Task objective: Determine which lines of the records include the word "title", and copy them.

Records supplied:
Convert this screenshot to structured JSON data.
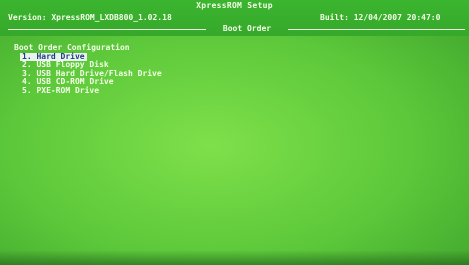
{
  "app": {
    "title": "XpressROM Setup",
    "version": "Version: XpressROM_LXDB800_1.02.18",
    "built": "Built: 12/04/2007 20:47:0"
  },
  "section": {
    "label": "Boot Order"
  },
  "boot_order": {
    "title": "Boot Order Configuration",
    "items": [
      {
        "label": "1. Hard Drive",
        "selected": true
      },
      {
        "label": "2. USB Floppy Disk",
        "selected": false
      },
      {
        "label": "3. USB Hard Drive/Flash Drive",
        "selected": false
      },
      {
        "label": "4. USB CD-ROM Drive",
        "selected": false
      },
      {
        "label": "5. PXE-ROM Drive",
        "selected": false
      }
    ]
  },
  "colors": {
    "screen_background": "#5cc83a",
    "text": "#f4ffe8",
    "selection_background": "#e9f4ec",
    "selection_text": "#203a8a"
  }
}
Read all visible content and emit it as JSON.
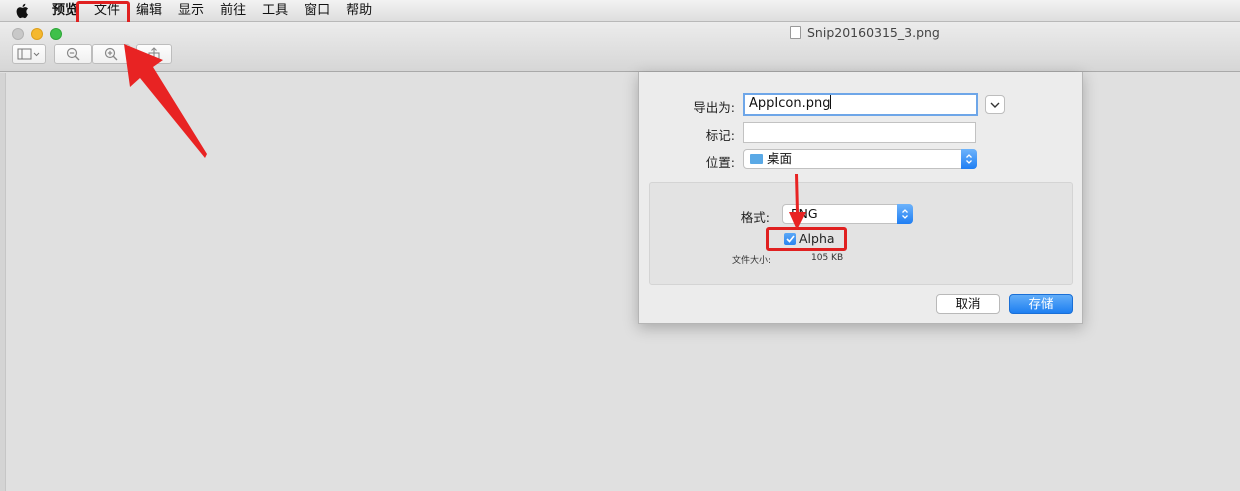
{
  "menubar": {
    "apple_icon": "apple-logo-icon",
    "items": [
      "预览",
      "文件",
      "编辑",
      "显示",
      "前往",
      "工具",
      "窗口",
      "帮助"
    ]
  },
  "window": {
    "title": "Snip20160315_3.png",
    "toolbar_icons": [
      "sidebar-toggle-icon",
      "zoom-out-icon",
      "zoom-in-icon",
      "share-icon"
    ]
  },
  "dialog": {
    "export_as_label": "导出为:",
    "export_as_value": "AppIcon.png",
    "tags_label": "标记:",
    "tags_value": "",
    "location_label": "位置:",
    "location_value": "桌面",
    "format_label": "格式:",
    "format_value": "PNG",
    "alpha_label": "Alpha",
    "alpha_checked": true,
    "file_size_label": "文件大小:",
    "file_size_value": "105 KB",
    "cancel_label": "取消",
    "save_label": "存储"
  },
  "colors": {
    "annotation_red": "#e02020",
    "accent_blue": "#1e7ff1"
  }
}
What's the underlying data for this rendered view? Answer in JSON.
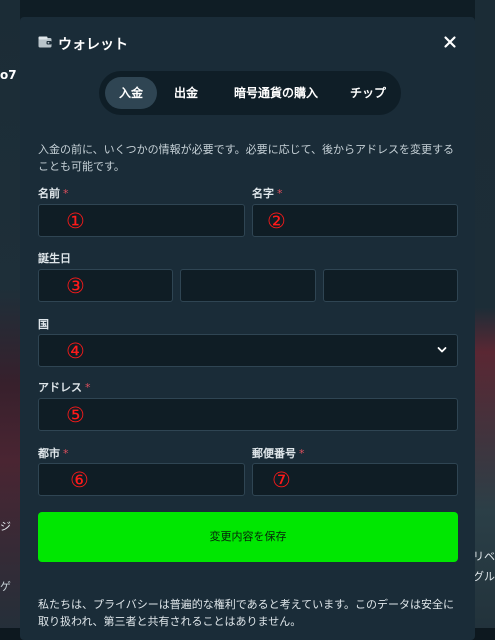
{
  "background": {
    "left_text_top": "o7",
    "left_text_middle": "ジ",
    "left_text_bottom": "ゲ",
    "right_text_top": "リベ",
    "right_text_bottom": "グル"
  },
  "modal": {
    "title": "ウォレット",
    "close_icon": "close-icon",
    "wallet_icon": "wallet-icon"
  },
  "tabs": [
    {
      "label": "入金",
      "active": true
    },
    {
      "label": "出金",
      "active": false
    },
    {
      "label": "暗号通貨の購入",
      "active": false
    },
    {
      "label": "チップ",
      "active": false
    }
  ],
  "form": {
    "intro": "入金の前に、いくつかの情報が必要です。必要に応じて、後からアドレスを変更することも可能です。",
    "required_mark": "*",
    "first_name_label": "名前",
    "last_name_label": "名字",
    "birthdate_label": "誕生日",
    "country_label": "国",
    "address_label": "アドレス",
    "city_label": "都市",
    "postal_label": "郵便番号",
    "markers": [
      "①",
      "②",
      "③",
      "④",
      "⑤",
      "⑥",
      "⑦"
    ],
    "save_label": "変更内容を保存",
    "privacy_text": "私たちは、プライバシーは普遍的な権利であると考えています。このデータは安全に取り扱われ、第三者と共有されることはありません。"
  },
  "colors": {
    "accent_green": "#00e701",
    "required_red": "#e0505e",
    "marker_red": "#ff1a1a",
    "modal_bg": "#1a2c38",
    "field_bg": "#0f1d25"
  }
}
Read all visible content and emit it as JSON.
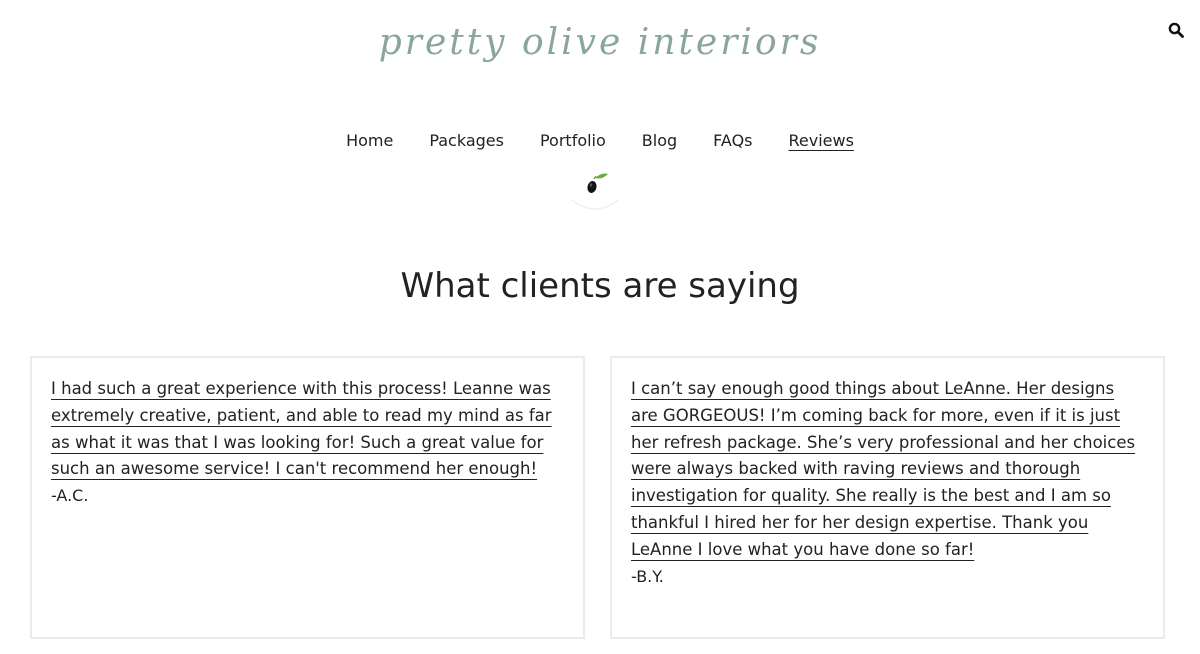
{
  "header": {
    "logo_text": "pretty olive interiors",
    "search_icon": "search-icon"
  },
  "nav": {
    "items": [
      {
        "label": "Home",
        "active": false
      },
      {
        "label": "Packages",
        "active": false
      },
      {
        "label": "Portfolio",
        "active": false
      },
      {
        "label": "Blog",
        "active": false
      },
      {
        "label": "FAQs",
        "active": false
      },
      {
        "label": "Reviews",
        "active": true
      }
    ]
  },
  "divider_icon": "olive-icon",
  "main": {
    "heading": "What clients are saying",
    "testimonials": [
      {
        "quote": "I had such a great experience with this process! Leanne was extremely creative, patient, and able to read my mind as far as what it was that I was looking for! Such a great value for such an awesome service! I can't recommend her enough!",
        "author": "-A.C."
      },
      {
        "quote": "I can’t say enough good things about LeAnne. Her designs are GORGEOUS! I’m coming back for more, even if it is just her refresh package. She’s very professional and her choices were always backed with raving reviews and thorough investigation for quality. She really is the best and I am so thankful I hired her for her design expertise. Thank you LeAnne I love what you have done so far!",
        "author": "-B.Y."
      }
    ]
  },
  "colors": {
    "logo": "#8aa59c",
    "text": "#222222",
    "card_border": "#ebebeb",
    "olive_leaf": "#6cab3c"
  }
}
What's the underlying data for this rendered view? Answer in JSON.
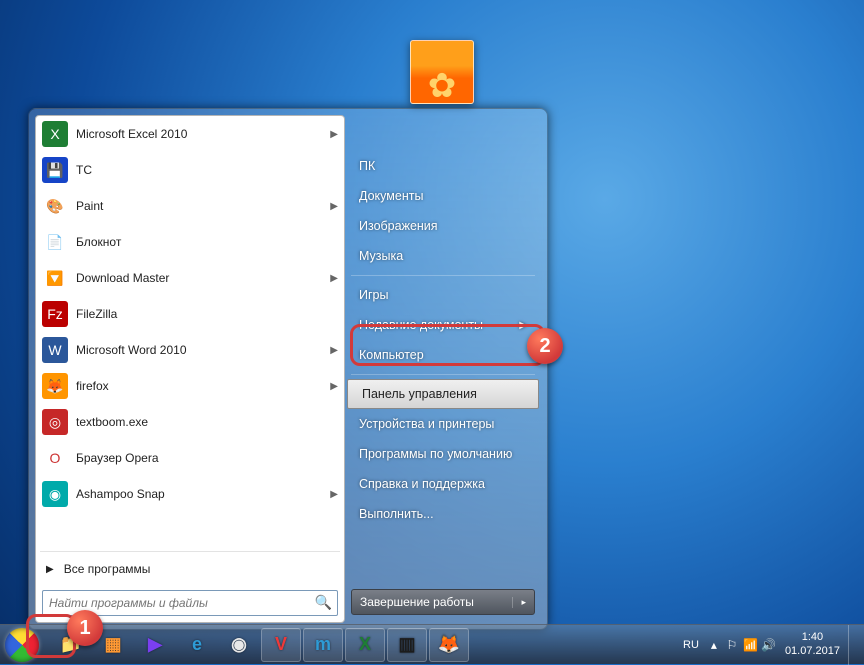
{
  "user_picture_alt": "Цветок",
  "programs": [
    {
      "label": "Microsoft Excel 2010",
      "icon_bg": "#1e7e34",
      "icon_glyph": "X",
      "has_submenu": true
    },
    {
      "label": "TC",
      "icon_bg": "#1644c7",
      "icon_glyph": "💾",
      "has_submenu": false
    },
    {
      "label": "Paint",
      "icon_bg": "#fff",
      "icon_glyph": "🎨",
      "has_submenu": true
    },
    {
      "label": "Блокнот",
      "icon_bg": "#fff",
      "icon_glyph": "📄",
      "has_submenu": false
    },
    {
      "label": "Download Master",
      "icon_bg": "#fff",
      "icon_glyph": "🔽",
      "has_submenu": true
    },
    {
      "label": "FileZilla",
      "icon_bg": "#b00",
      "icon_glyph": "Fz",
      "has_submenu": false
    },
    {
      "label": "Microsoft Word 2010",
      "icon_bg": "#2b579a",
      "icon_glyph": "W",
      "has_submenu": true
    },
    {
      "label": "firefox",
      "icon_bg": "#ff9500",
      "icon_glyph": "🦊",
      "has_submenu": true
    },
    {
      "label": "textboom.exe",
      "icon_bg": "#c62828",
      "icon_glyph": "◎",
      "has_submenu": false
    },
    {
      "label": "Браузер Opera",
      "icon_bg": "#fff",
      "icon_glyph": "O",
      "has_submenu": false
    },
    {
      "label": "Ashampoo Snap",
      "icon_bg": "#0aa",
      "icon_glyph": "◉",
      "has_submenu": true
    }
  ],
  "all_programs_label": "Все программы",
  "search_placeholder": "Найти программы и файлы",
  "right_panel": {
    "user": "ПК",
    "items_top": [
      {
        "label": "Документы"
      },
      {
        "label": "Изображения"
      },
      {
        "label": "Музыка"
      }
    ],
    "items_mid": [
      {
        "label": "Игры"
      },
      {
        "label": "Недавние документы",
        "has_submenu": true
      },
      {
        "label": "Компьютер"
      }
    ],
    "items_bot": [
      {
        "label": "Панель управления",
        "highlighted": true
      },
      {
        "label": "Устройства и принтеры"
      },
      {
        "label": "Программы по умолчанию"
      },
      {
        "label": "Справка и поддержка"
      },
      {
        "label": "Выполнить..."
      }
    ]
  },
  "shutdown_label": "Завершение работы",
  "callouts": {
    "one": "1",
    "two": "2"
  },
  "taskbar": {
    "pinned": [
      {
        "name": "explorer",
        "glyph": "📁",
        "color": "#f3c14b"
      },
      {
        "name": "wmplayer",
        "glyph": "▦",
        "color": "#ff9933"
      },
      {
        "name": "media",
        "glyph": "▶",
        "color": "#7a3ff0"
      },
      {
        "name": "ie",
        "glyph": "e",
        "color": "#2e9bd6"
      },
      {
        "name": "chrome",
        "glyph": "◉",
        "color": "#e8e8e8"
      },
      {
        "name": "vivaldi",
        "glyph": "V",
        "color": "#ef3939",
        "running": true
      },
      {
        "name": "maxthon",
        "glyph": "m",
        "color": "#2e9bd6",
        "running": true
      },
      {
        "name": "excel",
        "glyph": "X",
        "color": "#1e7e34",
        "running": true
      },
      {
        "name": "terminal",
        "glyph": "▥",
        "color": "#1c1c1c",
        "running": true
      },
      {
        "name": "firefox",
        "glyph": "🦊",
        "color": "#ff9500",
        "running": true
      }
    ],
    "lang": "RU",
    "time": "1:40",
    "date": "01.07.2017"
  }
}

Task answer:
    "title": "XpressROM Setup",
    "title": "Boot Order Configuration",
    "title": "Snip20160315_3.png",
    "title": "ウォレット",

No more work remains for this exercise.